Avalanche Realignment? No Just the Conference.
The NHL realignment announced last week will completely change the landscape of the league and has fans in an uproar. The new format will take the two NHL conferences and divide them into four conferences, similar to the pre-1993 format where the divisions had names like Campbell and Norris. Each of the four new conferences will take the top four teams into the playoffs and faceoff inner conference in the first two rounds. The winners of the conferences may be reseeded in the semi-finals or split by region.
The Avalanche will play in the most Western conference. The other teams include: San Jose, Los Angeles, Anaheim, Vancouver, Edmonton, Calgary and Phoenix. The rest of the current Western Conference will form a conference with Winnipeg being included. That means that the current Western Conference will house 16 of the 30 teams with the two Eastern Conferences having seven teams apiece.
The imbalance of the four conferences is the worst part of this proposal. I do think Phoenix will likely move to the East, probably Quebec City. If the league stays with this format, I think they will eventually have to expand or contract. While expansion is the likely route, I would much rather see the league cut two teams. No one wants Phoenix and several teams, including the Islanders, Devils and Stars, are in a lot of financial trouble. I do not see the league cutting down on teams. I think Quebec City, Kansas City and Seattle would all be great locations for a new franchise. Would the talent pool become too watered down? Ask the Columbus Blue Jackets.
Personally, I like several aspects of this new alignment. Every team will visit the Pepsi Center once a year and the Avs will travel to every stadium. The rest of the games will be played in the conference. I think this will create more rivalries, while at the same time cutting down on the overkill we saw when teams played each other eight times in a year. The number will now be five or six.
The playoffs should be really entertaining in the first two rounds. The bad blood built over the season will spill over into the first two rounds, but it could become repetitive over a number of years if the same teams win the conferences. I think that would probably be a good thing because that builds rivalries.
Rangers' New Derek Stepan Deal Fair For Both Sides

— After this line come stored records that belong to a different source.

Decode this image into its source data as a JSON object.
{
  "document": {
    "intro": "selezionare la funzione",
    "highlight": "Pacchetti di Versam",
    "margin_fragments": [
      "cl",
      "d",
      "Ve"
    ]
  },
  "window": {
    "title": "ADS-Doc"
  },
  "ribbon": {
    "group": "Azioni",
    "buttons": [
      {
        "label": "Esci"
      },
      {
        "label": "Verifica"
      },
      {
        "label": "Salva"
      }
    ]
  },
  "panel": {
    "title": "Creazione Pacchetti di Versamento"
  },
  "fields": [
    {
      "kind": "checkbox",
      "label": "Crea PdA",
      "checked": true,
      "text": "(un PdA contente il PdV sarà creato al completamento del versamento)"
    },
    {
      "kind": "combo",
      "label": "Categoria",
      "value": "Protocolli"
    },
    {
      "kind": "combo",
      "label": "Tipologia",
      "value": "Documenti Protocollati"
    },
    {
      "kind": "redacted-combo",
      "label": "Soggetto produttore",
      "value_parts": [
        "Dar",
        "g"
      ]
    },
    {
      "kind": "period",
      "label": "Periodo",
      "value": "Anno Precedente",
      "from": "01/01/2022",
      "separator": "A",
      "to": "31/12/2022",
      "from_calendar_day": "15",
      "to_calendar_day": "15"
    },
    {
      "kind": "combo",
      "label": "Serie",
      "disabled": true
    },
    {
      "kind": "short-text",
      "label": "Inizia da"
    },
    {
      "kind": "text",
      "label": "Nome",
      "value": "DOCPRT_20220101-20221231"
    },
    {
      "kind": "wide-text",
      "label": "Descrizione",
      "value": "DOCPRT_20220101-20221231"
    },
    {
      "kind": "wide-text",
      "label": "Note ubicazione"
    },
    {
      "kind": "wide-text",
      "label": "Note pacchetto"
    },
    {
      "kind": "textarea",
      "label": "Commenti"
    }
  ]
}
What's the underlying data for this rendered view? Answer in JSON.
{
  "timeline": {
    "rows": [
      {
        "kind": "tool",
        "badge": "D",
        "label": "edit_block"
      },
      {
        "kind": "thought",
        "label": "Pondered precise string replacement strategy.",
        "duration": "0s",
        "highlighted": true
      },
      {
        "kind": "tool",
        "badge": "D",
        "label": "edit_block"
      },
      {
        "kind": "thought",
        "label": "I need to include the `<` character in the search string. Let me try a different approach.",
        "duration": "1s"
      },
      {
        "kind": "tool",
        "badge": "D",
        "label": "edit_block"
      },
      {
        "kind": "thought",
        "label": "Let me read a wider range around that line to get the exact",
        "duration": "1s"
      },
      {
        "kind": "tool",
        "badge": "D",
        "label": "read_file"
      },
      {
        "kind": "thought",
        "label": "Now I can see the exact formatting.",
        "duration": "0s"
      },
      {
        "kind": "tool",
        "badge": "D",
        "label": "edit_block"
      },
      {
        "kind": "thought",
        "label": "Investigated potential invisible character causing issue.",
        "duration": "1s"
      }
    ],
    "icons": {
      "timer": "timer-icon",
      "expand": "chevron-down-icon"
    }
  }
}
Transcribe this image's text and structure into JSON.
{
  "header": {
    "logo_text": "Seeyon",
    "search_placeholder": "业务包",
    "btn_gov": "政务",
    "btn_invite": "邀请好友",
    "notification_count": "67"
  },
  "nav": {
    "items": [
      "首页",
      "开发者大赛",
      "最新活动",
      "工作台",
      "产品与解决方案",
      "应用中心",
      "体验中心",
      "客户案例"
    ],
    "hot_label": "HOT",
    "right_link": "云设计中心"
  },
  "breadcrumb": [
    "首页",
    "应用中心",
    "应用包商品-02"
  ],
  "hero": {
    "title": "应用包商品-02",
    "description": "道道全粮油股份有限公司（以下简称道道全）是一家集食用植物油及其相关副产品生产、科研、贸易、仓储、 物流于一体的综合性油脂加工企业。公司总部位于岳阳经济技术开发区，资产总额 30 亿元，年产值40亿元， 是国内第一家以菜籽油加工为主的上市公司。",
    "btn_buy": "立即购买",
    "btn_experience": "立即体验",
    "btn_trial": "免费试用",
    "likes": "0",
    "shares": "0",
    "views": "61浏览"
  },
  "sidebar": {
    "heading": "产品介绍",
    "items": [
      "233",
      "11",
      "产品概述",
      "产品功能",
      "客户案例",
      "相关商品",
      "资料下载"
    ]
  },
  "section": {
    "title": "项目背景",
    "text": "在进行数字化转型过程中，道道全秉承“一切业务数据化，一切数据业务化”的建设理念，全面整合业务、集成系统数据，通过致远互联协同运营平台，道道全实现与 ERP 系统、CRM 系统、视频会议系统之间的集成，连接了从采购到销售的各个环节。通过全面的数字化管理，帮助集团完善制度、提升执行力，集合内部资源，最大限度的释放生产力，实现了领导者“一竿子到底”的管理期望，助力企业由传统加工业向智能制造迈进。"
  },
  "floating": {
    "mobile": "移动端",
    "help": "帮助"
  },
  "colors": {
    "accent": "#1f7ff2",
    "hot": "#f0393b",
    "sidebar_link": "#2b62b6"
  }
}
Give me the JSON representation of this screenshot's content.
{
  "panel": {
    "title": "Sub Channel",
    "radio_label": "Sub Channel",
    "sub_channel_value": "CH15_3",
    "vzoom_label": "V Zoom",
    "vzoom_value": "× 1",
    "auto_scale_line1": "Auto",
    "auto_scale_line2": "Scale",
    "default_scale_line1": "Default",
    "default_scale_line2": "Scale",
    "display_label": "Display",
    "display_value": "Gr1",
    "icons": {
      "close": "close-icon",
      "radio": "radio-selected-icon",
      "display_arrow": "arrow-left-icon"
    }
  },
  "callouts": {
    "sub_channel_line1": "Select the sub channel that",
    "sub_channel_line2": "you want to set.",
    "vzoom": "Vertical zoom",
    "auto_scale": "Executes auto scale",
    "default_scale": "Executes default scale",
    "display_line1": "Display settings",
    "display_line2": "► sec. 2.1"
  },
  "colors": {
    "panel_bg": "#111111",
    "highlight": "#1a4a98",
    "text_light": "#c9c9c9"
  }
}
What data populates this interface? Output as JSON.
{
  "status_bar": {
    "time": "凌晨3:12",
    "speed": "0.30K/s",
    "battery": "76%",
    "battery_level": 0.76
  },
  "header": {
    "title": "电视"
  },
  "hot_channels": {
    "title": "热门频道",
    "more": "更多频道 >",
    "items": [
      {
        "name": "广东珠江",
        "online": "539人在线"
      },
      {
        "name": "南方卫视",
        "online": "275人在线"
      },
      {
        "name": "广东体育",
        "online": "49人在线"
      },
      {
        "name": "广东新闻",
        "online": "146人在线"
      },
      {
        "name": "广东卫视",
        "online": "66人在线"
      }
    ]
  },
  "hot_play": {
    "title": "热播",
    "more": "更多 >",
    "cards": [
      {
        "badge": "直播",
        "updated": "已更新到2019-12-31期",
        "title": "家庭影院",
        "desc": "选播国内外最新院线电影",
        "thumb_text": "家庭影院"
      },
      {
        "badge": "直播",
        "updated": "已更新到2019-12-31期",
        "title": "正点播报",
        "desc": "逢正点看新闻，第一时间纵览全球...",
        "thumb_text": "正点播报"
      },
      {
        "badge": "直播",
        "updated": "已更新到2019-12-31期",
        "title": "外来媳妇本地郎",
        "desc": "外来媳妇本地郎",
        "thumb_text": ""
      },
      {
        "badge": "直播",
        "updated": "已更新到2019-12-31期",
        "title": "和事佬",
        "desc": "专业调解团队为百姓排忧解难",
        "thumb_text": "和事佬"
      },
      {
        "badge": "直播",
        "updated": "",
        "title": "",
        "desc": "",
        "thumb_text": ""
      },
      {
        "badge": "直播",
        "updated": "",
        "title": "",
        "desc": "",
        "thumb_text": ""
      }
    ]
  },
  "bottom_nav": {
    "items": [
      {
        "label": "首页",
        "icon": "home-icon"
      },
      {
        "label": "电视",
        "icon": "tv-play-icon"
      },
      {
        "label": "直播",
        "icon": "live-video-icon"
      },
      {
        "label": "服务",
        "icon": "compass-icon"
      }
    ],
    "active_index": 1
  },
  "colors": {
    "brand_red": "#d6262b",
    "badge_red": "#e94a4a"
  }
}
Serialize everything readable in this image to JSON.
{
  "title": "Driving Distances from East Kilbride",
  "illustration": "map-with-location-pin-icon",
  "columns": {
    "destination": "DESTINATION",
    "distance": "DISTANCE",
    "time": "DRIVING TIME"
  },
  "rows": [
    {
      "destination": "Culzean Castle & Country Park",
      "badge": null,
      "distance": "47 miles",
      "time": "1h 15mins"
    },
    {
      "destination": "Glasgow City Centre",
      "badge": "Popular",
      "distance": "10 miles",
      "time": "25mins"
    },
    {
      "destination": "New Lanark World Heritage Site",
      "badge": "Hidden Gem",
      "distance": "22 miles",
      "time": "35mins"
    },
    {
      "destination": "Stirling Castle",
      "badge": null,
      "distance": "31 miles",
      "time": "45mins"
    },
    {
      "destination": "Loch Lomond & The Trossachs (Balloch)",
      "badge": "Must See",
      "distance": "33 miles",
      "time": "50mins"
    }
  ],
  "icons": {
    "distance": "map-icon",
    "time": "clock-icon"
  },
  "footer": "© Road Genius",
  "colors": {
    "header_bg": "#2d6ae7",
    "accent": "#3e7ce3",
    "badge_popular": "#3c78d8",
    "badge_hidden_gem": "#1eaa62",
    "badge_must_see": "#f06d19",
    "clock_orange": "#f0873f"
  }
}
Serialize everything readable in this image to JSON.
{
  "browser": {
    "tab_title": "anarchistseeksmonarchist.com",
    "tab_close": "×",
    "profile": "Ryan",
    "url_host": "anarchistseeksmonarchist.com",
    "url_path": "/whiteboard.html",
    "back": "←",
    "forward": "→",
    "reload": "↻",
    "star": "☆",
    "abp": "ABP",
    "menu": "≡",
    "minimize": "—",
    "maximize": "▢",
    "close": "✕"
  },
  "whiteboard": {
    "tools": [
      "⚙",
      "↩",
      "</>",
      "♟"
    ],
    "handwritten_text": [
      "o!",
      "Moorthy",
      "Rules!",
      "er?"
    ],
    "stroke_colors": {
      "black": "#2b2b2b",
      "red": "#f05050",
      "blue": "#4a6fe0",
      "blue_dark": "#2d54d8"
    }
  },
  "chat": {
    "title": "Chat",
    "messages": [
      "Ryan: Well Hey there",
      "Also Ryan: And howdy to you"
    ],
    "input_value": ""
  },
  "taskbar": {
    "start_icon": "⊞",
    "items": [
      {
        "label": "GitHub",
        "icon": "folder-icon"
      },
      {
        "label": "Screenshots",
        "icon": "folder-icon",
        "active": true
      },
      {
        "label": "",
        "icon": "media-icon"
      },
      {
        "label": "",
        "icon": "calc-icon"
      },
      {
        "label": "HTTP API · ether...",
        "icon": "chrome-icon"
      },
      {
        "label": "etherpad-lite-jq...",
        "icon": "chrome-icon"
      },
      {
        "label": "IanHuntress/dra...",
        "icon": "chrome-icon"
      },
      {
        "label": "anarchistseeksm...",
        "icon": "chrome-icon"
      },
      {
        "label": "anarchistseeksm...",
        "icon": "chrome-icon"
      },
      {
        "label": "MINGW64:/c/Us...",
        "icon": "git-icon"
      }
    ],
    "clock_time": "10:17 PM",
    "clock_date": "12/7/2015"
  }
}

Derek Stepan’s new deal pays him $6.5 million annually for the next six years. It is a fair deal for both sides short-term, but will it hurt the Rangers long-term? Read More